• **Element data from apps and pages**
--
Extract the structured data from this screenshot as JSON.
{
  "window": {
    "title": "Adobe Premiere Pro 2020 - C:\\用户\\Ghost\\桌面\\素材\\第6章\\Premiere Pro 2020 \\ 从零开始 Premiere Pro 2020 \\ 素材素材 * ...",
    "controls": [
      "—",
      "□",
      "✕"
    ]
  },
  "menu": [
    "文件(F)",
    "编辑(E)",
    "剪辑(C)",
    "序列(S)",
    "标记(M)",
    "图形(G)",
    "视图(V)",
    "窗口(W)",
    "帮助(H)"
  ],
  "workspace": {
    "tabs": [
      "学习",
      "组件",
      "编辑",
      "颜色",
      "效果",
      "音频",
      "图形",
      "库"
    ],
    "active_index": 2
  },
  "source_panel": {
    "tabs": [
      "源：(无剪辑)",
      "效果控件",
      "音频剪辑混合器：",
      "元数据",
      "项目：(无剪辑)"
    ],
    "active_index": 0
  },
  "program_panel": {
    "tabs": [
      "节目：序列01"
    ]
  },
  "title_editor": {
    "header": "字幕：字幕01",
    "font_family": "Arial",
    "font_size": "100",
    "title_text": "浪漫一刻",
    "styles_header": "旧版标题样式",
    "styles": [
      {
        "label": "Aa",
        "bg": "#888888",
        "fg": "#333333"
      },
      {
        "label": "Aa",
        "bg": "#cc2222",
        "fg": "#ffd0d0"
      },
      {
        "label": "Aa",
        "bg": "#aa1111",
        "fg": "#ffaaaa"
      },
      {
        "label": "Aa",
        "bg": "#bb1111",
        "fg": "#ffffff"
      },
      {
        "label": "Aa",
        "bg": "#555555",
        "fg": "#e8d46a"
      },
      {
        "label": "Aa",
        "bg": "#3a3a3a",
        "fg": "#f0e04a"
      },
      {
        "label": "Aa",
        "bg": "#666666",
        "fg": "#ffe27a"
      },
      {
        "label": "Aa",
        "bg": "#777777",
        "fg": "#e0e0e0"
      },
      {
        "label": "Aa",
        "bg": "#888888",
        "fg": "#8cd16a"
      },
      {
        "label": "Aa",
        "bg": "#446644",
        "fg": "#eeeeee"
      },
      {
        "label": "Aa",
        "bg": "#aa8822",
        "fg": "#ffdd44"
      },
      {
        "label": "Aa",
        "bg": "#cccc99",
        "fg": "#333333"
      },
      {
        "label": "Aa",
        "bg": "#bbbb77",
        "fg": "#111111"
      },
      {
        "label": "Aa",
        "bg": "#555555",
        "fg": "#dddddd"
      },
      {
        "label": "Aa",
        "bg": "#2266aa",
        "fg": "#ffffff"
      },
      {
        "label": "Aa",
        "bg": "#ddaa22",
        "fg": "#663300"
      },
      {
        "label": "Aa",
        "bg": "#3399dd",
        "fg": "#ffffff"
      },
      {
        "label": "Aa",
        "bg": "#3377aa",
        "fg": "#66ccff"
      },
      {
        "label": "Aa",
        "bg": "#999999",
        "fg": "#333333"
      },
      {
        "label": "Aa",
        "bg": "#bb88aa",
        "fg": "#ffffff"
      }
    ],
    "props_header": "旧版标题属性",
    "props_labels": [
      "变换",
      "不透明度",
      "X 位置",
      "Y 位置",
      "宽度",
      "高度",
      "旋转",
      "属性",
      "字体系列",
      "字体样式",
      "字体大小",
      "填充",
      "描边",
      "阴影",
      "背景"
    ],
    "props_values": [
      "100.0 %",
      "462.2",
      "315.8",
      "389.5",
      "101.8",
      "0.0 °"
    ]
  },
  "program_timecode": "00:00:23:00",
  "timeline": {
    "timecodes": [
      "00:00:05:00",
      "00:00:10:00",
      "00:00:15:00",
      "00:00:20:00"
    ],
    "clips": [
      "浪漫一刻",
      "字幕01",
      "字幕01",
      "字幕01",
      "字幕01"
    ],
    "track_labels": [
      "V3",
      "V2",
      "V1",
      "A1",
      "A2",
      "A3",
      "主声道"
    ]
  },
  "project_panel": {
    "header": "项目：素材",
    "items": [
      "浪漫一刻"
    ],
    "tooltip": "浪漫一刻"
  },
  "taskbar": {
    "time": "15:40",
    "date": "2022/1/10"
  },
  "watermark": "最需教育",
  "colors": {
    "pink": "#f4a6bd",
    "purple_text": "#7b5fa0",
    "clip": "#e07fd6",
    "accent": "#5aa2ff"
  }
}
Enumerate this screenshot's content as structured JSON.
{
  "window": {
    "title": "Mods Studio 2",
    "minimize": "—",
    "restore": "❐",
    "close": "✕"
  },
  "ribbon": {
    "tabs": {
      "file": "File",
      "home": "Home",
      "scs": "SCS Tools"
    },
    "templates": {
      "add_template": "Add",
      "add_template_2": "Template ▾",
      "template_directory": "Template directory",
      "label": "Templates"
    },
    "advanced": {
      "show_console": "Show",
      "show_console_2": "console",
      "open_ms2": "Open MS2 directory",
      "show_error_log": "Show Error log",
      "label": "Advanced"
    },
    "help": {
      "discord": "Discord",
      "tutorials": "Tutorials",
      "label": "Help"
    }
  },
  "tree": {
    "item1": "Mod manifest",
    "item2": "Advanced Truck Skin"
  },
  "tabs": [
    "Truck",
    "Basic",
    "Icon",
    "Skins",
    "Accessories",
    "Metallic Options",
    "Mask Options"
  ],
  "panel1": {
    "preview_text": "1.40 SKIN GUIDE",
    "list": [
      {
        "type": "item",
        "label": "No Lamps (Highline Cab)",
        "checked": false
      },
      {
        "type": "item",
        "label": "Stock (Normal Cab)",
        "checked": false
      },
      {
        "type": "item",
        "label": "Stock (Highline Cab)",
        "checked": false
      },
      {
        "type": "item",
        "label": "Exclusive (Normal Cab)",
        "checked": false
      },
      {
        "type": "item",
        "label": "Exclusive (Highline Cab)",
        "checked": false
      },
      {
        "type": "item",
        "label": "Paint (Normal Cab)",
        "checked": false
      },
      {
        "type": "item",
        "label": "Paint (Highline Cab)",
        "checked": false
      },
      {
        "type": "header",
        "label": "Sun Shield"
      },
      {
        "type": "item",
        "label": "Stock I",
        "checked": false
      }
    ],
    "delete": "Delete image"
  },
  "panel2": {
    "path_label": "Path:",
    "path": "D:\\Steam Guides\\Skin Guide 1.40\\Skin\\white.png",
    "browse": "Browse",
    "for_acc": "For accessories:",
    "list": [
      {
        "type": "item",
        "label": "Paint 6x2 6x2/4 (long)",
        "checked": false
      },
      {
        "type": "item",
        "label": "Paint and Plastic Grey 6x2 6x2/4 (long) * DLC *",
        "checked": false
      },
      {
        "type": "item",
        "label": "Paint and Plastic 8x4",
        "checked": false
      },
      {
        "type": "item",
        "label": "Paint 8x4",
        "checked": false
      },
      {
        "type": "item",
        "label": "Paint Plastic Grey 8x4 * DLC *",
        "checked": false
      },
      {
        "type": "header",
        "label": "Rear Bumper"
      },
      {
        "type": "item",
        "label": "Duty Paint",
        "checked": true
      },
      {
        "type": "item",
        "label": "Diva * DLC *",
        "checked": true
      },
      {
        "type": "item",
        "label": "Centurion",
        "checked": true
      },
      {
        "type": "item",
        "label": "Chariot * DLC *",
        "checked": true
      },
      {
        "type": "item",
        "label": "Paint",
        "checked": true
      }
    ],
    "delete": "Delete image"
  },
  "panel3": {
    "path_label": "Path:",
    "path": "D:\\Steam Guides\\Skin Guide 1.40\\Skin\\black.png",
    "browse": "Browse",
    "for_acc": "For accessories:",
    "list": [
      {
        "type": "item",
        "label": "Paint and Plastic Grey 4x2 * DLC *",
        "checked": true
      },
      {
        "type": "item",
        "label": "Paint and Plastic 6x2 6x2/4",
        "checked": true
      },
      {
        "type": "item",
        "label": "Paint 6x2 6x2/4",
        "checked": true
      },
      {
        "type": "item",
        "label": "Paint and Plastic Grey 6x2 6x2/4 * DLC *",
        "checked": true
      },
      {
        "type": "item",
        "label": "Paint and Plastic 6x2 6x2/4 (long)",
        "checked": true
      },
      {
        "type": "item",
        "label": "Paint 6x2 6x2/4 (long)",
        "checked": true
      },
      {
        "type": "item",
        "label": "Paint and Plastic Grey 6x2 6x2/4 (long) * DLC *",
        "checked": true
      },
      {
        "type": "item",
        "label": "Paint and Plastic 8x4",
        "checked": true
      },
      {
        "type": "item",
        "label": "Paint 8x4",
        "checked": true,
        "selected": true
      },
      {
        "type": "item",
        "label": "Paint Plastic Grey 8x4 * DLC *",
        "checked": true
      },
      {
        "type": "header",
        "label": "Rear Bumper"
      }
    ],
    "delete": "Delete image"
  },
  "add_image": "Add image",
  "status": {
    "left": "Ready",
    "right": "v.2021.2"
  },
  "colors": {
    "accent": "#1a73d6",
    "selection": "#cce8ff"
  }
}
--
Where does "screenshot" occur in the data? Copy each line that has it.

• **COMPLETED TASK**
Extract the structured data from this screenshot as JSON.
Enumerate this screenshot's content as structured JSON.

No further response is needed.